_EXERCISE DATA_
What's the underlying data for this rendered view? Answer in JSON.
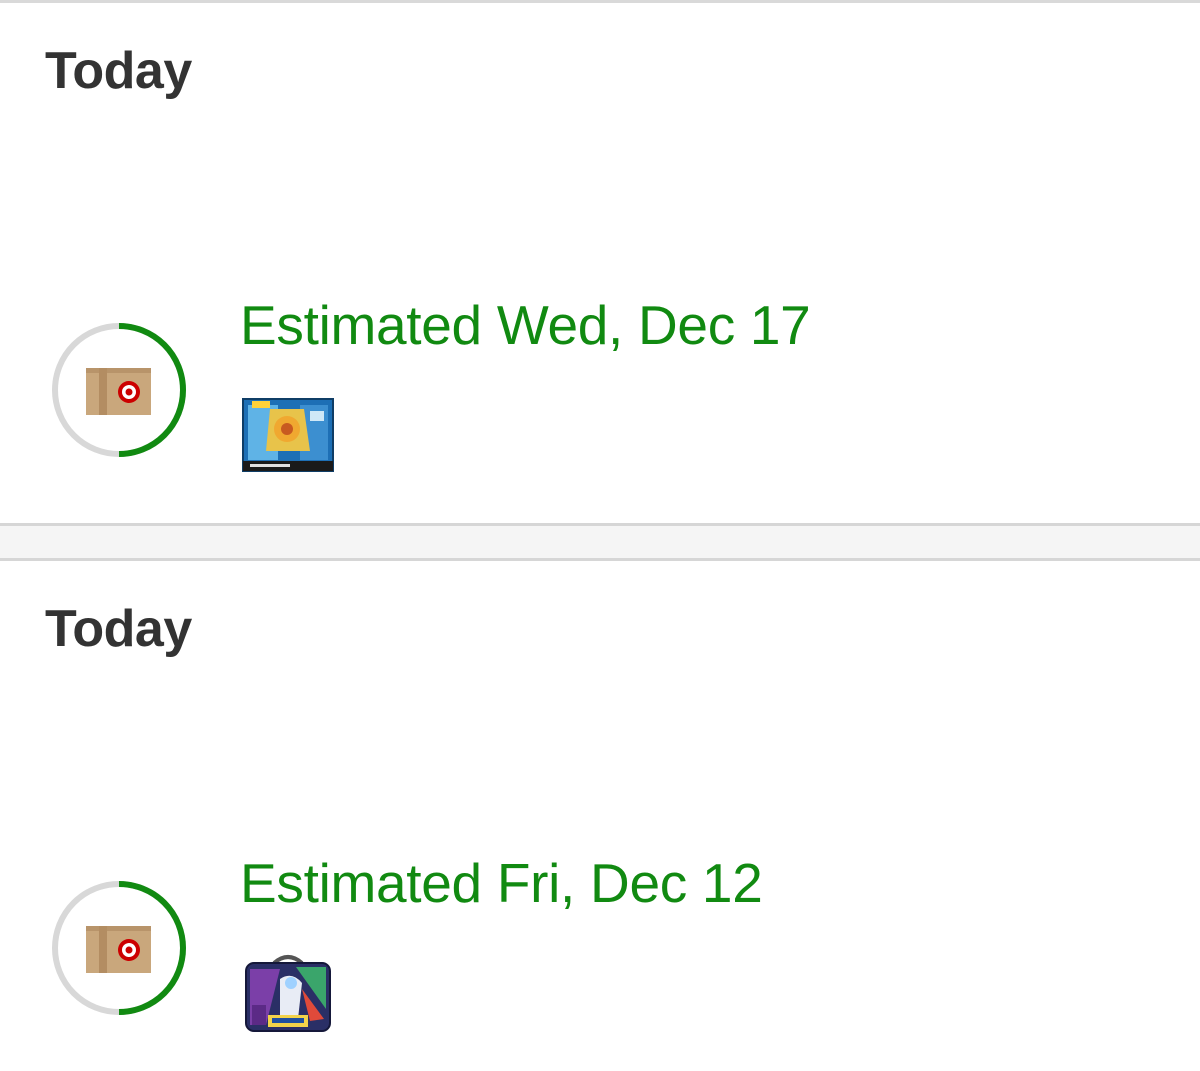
{
  "orders": [
    {
      "date_label": "Today",
      "estimate": "Estimated Wed, Dec 17",
      "progress": 0.5,
      "status_icon": "target-package-icon",
      "thumbnail": "pokemon-card-box-image"
    },
    {
      "date_label": "Today",
      "estimate": "Estimated Fri, Dec 12",
      "progress": 0.5,
      "status_icon": "target-package-icon",
      "thumbnail": "pokemon-collector-tin-image"
    }
  ],
  "colors": {
    "accent_green": "#118a11",
    "heading": "#333333",
    "ring_track": "#d8d8d8",
    "box_tan": "#c9a77c",
    "target_red": "#cc0000"
  }
}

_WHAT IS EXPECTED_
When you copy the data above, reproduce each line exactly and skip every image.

_SOLUTION_
What's the underlying data for this rendered view? Answer in JSON.
{
  "orders": [
    {
      "date_label": "Today",
      "estimate": "Estimated Wed, Dec 17",
      "progress": 0.5,
      "status_icon": "target-package-icon",
      "thumbnail": "pokemon-card-box-image"
    },
    {
      "date_label": "Today",
      "estimate": "Estimated Fri, Dec 12",
      "progress": 0.5,
      "status_icon": "target-package-icon",
      "thumbnail": "pokemon-collector-tin-image"
    }
  ],
  "colors": {
    "accent_green": "#118a11",
    "heading": "#333333",
    "ring_track": "#d8d8d8",
    "box_tan": "#c9a77c",
    "target_red": "#cc0000"
  }
}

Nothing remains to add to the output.